* _EXERCISE AIM_: Search the data for the word "name" and copy each line that has it.

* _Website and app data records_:
==========

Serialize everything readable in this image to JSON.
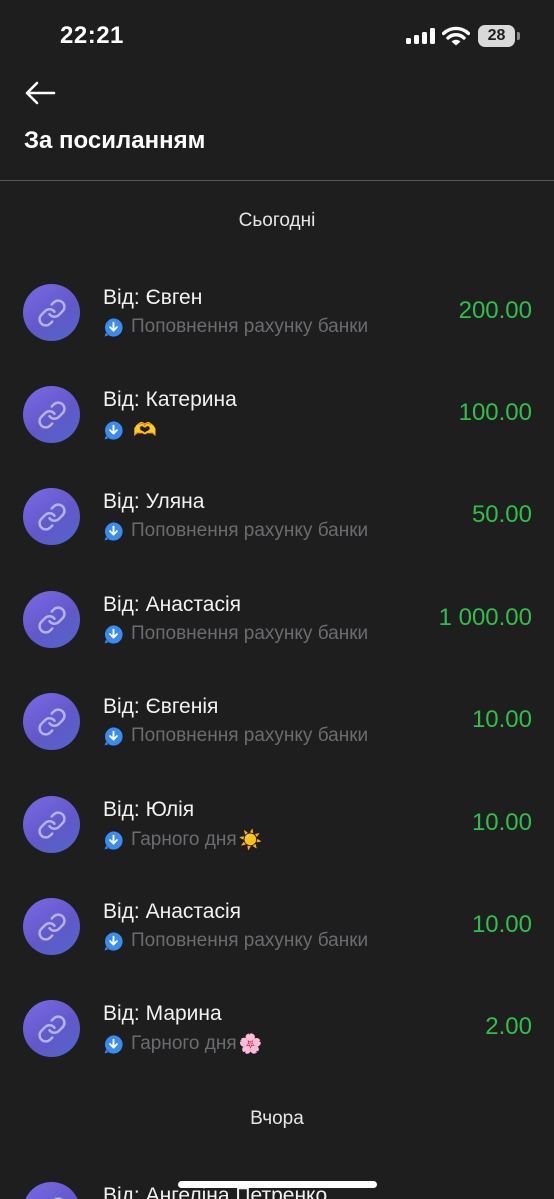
{
  "status_bar": {
    "time": "22:21",
    "battery": "28"
  },
  "header": {
    "title": "За посиланням"
  },
  "sections": [
    {
      "label": "Сьогодні",
      "items": [
        {
          "name": "Від: Євген",
          "comment": "Поповнення рахунку банки",
          "emoji": "",
          "amount": "200.00"
        },
        {
          "name": "Від: Катерина",
          "comment": "",
          "emoji": "🫶",
          "amount": "100.00"
        },
        {
          "name": "Від: Уляна",
          "comment": "Поповнення рахунку банки",
          "emoji": "",
          "amount": "50.00"
        },
        {
          "name": "Від: Анастасія",
          "comment": "Поповнення рахунку банки",
          "emoji": "",
          "amount": "1 000.00"
        },
        {
          "name": "Від: Євгенія",
          "comment": "Поповнення рахунку банки",
          "emoji": "",
          "amount": "10.00"
        },
        {
          "name": "Від: Юлія",
          "comment": "Гарного дня",
          "emoji": "☀️",
          "amount": "10.00"
        },
        {
          "name": "Від: Анастасія",
          "comment": "Поповнення рахунку банки",
          "emoji": "",
          "amount": "10.00"
        },
        {
          "name": "Від: Марина",
          "comment": "Гарного дня",
          "emoji": "🌸",
          "amount": "2.00"
        }
      ]
    },
    {
      "label": "Вчора",
      "items": [
        {
          "name": "Від: Ангеліна Петренко"
        }
      ]
    }
  ],
  "colors": {
    "background": "#1e1e1f",
    "amount_positive": "#2fbf4a",
    "avatar": "#6b5fd6",
    "message_icon": "#3b8cf0"
  },
  "icons": {
    "back": "arrow-left-icon",
    "avatar": "link-icon",
    "comment": "message-down-icon"
  }
}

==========

* _TASK RESULT_:
          "name": "Від: Євген",
          "name": "Від: Катерина",
          "name": "Від: Уляна",
          "name": "Від: Анастасія",
          "name": "Від: Євгенія",
          "name": "Від: Юлія",
          "name": "Від: Анастасія",
          "name": "Від: Марина",
          "name": "Від: Ангеліна Петренко"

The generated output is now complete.